[[ Data, beginning ]]

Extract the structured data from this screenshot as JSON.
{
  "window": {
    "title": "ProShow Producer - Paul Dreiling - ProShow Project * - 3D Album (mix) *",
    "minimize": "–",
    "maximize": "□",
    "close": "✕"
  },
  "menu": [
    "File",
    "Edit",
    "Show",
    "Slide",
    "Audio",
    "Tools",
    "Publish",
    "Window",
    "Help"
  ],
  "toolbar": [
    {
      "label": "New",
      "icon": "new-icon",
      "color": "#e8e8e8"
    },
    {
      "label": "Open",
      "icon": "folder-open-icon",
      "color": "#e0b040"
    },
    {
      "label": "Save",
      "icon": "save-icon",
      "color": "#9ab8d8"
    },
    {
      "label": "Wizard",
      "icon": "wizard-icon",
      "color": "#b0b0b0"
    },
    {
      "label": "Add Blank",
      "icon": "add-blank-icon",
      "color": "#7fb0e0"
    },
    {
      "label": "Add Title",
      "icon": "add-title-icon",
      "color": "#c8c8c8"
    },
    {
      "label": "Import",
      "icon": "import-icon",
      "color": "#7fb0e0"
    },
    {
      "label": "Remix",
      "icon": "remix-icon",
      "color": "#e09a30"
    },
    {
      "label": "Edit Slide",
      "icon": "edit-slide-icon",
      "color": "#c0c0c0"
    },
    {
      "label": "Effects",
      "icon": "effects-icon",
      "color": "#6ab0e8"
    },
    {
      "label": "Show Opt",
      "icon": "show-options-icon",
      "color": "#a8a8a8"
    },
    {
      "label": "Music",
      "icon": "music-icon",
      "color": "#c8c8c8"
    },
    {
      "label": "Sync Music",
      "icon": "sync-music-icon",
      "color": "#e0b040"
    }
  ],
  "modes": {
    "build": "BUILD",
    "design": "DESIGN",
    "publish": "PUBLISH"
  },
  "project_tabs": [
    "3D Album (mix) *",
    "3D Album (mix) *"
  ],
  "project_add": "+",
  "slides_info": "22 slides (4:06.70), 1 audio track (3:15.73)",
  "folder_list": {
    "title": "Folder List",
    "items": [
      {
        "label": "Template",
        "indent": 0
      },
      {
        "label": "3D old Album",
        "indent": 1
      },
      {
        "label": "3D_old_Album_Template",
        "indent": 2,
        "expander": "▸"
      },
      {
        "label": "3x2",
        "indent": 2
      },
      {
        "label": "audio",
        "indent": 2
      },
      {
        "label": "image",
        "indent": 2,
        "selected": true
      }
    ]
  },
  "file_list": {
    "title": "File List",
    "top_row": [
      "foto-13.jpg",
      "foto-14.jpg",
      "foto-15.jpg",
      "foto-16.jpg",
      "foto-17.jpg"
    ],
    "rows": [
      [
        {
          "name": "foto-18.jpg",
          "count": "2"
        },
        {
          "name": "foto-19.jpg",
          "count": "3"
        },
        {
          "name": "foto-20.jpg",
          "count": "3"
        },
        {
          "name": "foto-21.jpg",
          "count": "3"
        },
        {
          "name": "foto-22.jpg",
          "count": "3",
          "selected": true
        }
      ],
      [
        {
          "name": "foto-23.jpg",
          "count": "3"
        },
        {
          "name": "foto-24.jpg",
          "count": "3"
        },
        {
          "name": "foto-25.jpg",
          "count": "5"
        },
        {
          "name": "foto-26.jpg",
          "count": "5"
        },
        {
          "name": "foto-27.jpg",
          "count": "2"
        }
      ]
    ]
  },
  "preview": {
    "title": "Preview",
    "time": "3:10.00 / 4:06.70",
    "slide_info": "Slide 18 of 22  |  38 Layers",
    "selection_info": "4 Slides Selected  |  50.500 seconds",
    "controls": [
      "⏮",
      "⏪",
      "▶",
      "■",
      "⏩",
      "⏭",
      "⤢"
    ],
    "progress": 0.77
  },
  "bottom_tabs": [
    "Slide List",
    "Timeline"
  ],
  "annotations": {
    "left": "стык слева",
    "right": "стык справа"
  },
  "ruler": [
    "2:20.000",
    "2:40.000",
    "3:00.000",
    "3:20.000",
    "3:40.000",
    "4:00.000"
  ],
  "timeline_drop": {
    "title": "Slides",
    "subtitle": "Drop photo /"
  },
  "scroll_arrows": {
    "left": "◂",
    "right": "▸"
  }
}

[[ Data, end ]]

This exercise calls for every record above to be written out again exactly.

Extract the structured data from this screenshot as JSON.
{
  "window": {
    "title": "ProShow Producer - Paul Dreiling - ProShow Project * - 3D Album (mix) *",
    "minimize": "–",
    "maximize": "□",
    "close": "✕"
  },
  "menu": [
    "File",
    "Edit",
    "Show",
    "Slide",
    "Audio",
    "Tools",
    "Publish",
    "Window",
    "Help"
  ],
  "toolbar": [
    {
      "label": "New",
      "icon": "new-icon",
      "color": "#e8e8e8"
    },
    {
      "label": "Open",
      "icon": "folder-open-icon",
      "color": "#e0b040"
    },
    {
      "label": "Save",
      "icon": "save-icon",
      "color": "#9ab8d8"
    },
    {
      "label": "Wizard",
      "icon": "wizard-icon",
      "color": "#b0b0b0"
    },
    {
      "label": "Add Blank",
      "icon": "add-blank-icon",
      "color": "#7fb0e0"
    },
    {
      "label": "Add Title",
      "icon": "add-title-icon",
      "color": "#c8c8c8"
    },
    {
      "label": "Import",
      "icon": "import-icon",
      "color": "#7fb0e0"
    },
    {
      "label": "Remix",
      "icon": "remix-icon",
      "color": "#e09a30"
    },
    {
      "label": "Edit Slide",
      "icon": "edit-slide-icon",
      "color": "#c0c0c0"
    },
    {
      "label": "Effects",
      "icon": "effects-icon",
      "color": "#6ab0e8"
    },
    {
      "label": "Show Opt",
      "icon": "show-options-icon",
      "color": "#a8a8a8"
    },
    {
      "label": "Music",
      "icon": "music-icon",
      "color": "#c8c8c8"
    },
    {
      "label": "Sync Music",
      "icon": "sync-music-icon",
      "color": "#e0b040"
    }
  ],
  "modes": {
    "build": "BUILD",
    "design": "DESIGN",
    "publish": "PUBLISH"
  },
  "project_tabs": [
    "3D Album (mix) *",
    "3D Album (mix) *"
  ],
  "project_add": "+",
  "slides_info": "22 slides (4:06.70), 1 audio track (3:15.73)",
  "folder_list": {
    "title": "Folder List",
    "items": [
      {
        "label": "Template",
        "indent": 0
      },
      {
        "label": "3D old Album",
        "indent": 1
      },
      {
        "label": "3D_old_Album_Template",
        "indent": 2,
        "expander": "▸"
      },
      {
        "label": "3x2",
        "indent": 2
      },
      {
        "label": "audio",
        "indent": 2
      },
      {
        "label": "image",
        "indent": 2,
        "selected": true
      }
    ]
  },
  "file_list": {
    "title": "File List",
    "top_row": [
      "foto-13.jpg",
      "foto-14.jpg",
      "foto-15.jpg",
      "foto-16.jpg",
      "foto-17.jpg"
    ],
    "rows": [
      [
        {
          "name": "foto-18.jpg",
          "count": "2"
        },
        {
          "name": "foto-19.jpg",
          "count": "3"
        },
        {
          "name": "foto-20.jpg",
          "count": "3"
        },
        {
          "name": "foto-21.jpg",
          "count": "3"
        },
        {
          "name": "foto-22.jpg",
          "count": "3",
          "selected": true
        }
      ],
      [
        {
          "name": "foto-23.jpg",
          "count": "3"
        },
        {
          "name": "foto-24.jpg",
          "count": "3"
        },
        {
          "name": "foto-25.jpg",
          "count": "5"
        },
        {
          "name": "foto-26.jpg",
          "count": "5"
        },
        {
          "name": "foto-27.jpg",
          "count": "2"
        }
      ]
    ]
  },
  "preview": {
    "title": "Preview",
    "time": "3:10.00 / 4:06.70",
    "slide_info": "Slide 18 of 22  |  38 Layers",
    "selection_info": "4 Slides Selected  |  50.500 seconds",
    "controls": [
      "⏮",
      "⏪",
      "▶",
      "■",
      "⏩",
      "⏭",
      "⤢"
    ],
    "progress": 0.77
  },
  "bottom_tabs": [
    "Slide List",
    "Timeline"
  ],
  "annotations": {
    "left": "стык слева",
    "right": "стык справа"
  },
  "ruler": [
    "2:20.000",
    "2:40.000",
    "3:00.000",
    "3:20.000",
    "3:40.000",
    "4:00.000"
  ],
  "timeline_drop": {
    "title": "Slides",
    "subtitle": "Drop photo /"
  },
  "scroll_arrows": {
    "left": "◂",
    "right": "▸"
  }
}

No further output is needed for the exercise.